Legislators are crafting a bill that would spell out the parameters for installing digital technology to track suspected criminals.

Small devices that link up to “global positioning systems” can help law enforcement track a suspect and build a criminal case, but Representative Rick Olson of Des Moines says the rules of engagement need to be tightened for how, where and when the devices may be used.

“Typically it’s going to be on a vehicle, but it could be on the heel of a shoe,” Olson says. “It could be in your Samsonite luggage, you know, whatever you might carry with you.”

Representative Kim Pearson of Pleasant Hill says legislators also aim to set a limit for this kind of GPS surveillance, like no more than 30 days.

“This is not going to be carte blanche for them to just put this GPS where ever they want it, for as long as they want it there,” Pearson says.

Another concern for Pearson and other lawmakers is making sure judges who issue warrants that let police to into a home or business install a GPS device determine any “confidential informants” in such cases are credible.
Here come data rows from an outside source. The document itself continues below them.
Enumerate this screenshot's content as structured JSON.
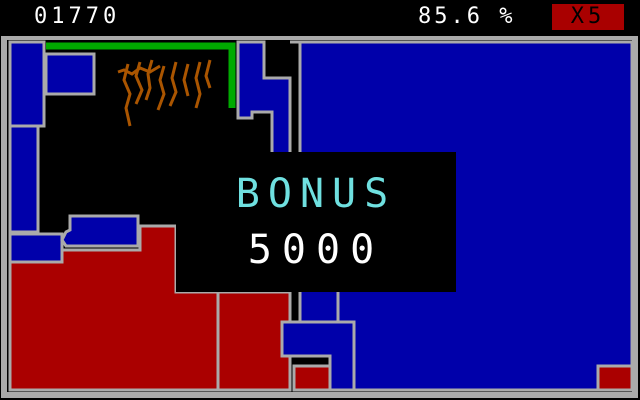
{
  "hud": {
    "score": "01770",
    "claimed_percent": "85.6 %",
    "lives": "X5"
  },
  "bonus": {
    "label": "BONUS",
    "value": "5000"
  },
  "colors": {
    "border": "#aaaaaa",
    "claimed_blue": "#0000aa",
    "claimed_red": "#aa0000",
    "trail_green": "#00aa00",
    "qix": "#aa5500",
    "bonus_label": "#6fe0e0",
    "lives_bg": "#a90000"
  },
  "icons": {
    "qix_enemy": "qix-icon"
  }
}
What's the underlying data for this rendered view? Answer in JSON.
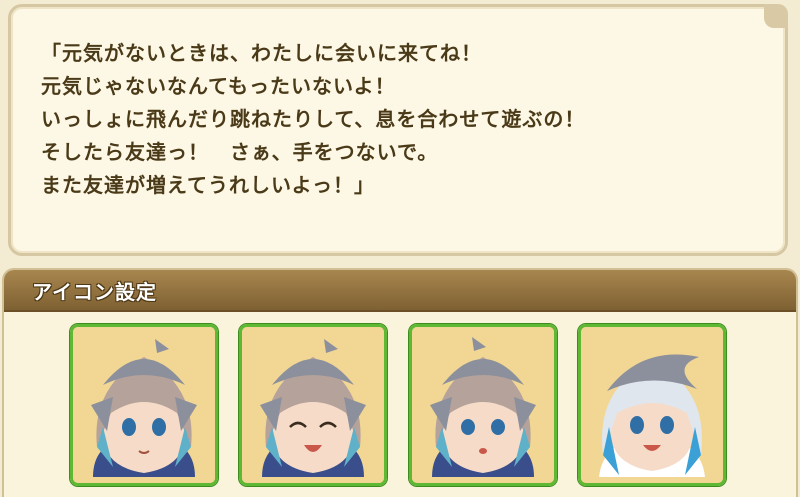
{
  "quote": {
    "lines": [
      "「元気がないときは、わたしに会いに来てね！",
      "元気じゃないなんてもったいないよ！",
      "いっしょに飛んだり跳ねたりして、息を合わせて遊ぶの！",
      "そしたら友達っ！　さぁ、手をつないで。",
      "また友達が増えてうれしいよっ！」"
    ]
  },
  "icon_settings": {
    "title": "アイコン設定",
    "icons": [
      {
        "name": "dolphin-girl-icon-neutral"
      },
      {
        "name": "dolphin-girl-icon-smile"
      },
      {
        "name": "dolphin-girl-icon-surprised"
      },
      {
        "name": "dolphin-girl-icon-cheerful"
      }
    ]
  },
  "colors": {
    "card_border": "#5fb834",
    "header_brown": "#8f7040",
    "text_brown": "#4a3a18"
  }
}
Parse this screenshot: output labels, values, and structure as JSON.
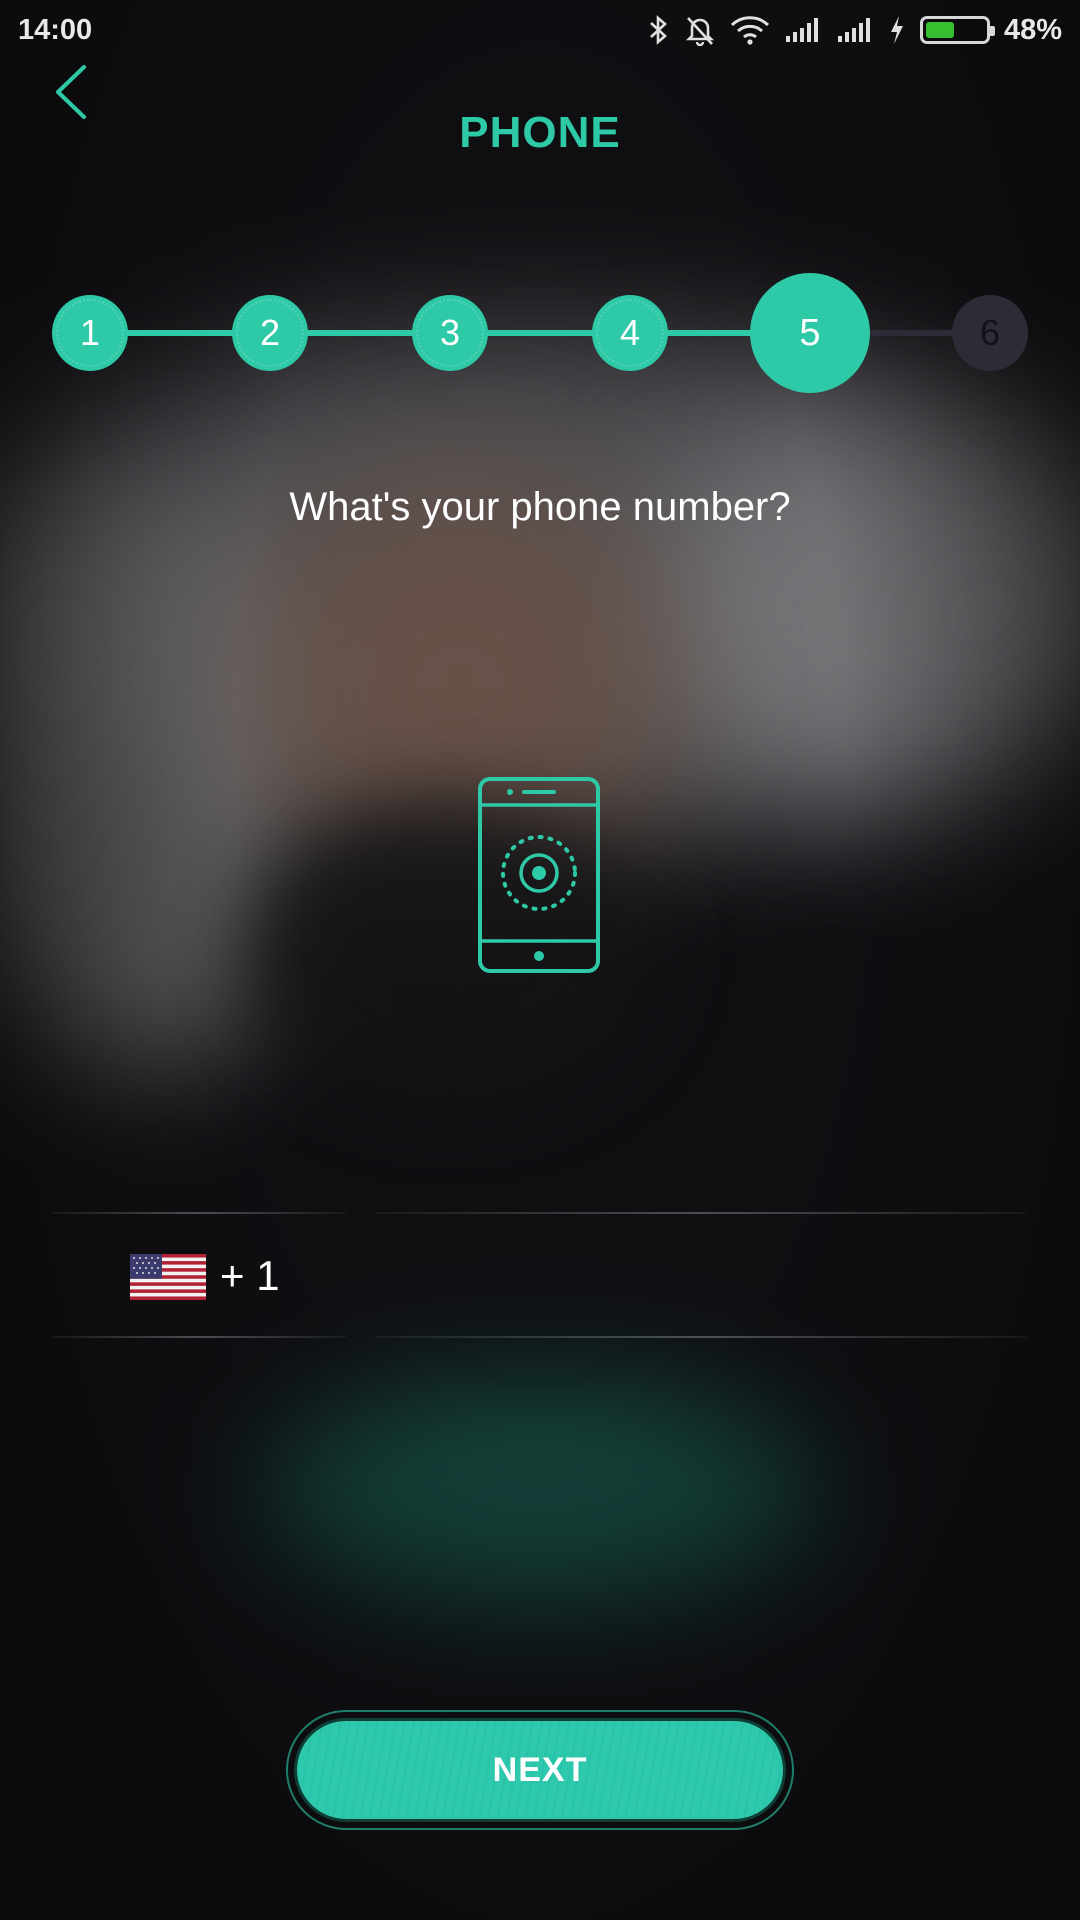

Representative Olson says it does make sense, however, to use GPS units to track suspects.

“It’s a more efficient way to do police work,” Olson says. “Rather than assigning a detective or a police officer to follow you around 24/7, like you used to see on TV, it’s now going to be electronic.”

A bill on the subject has cleared the House Judiciary Committee, but Olson, Pearson and others are still adjusting language in the bill before it comes up for debate in the full House.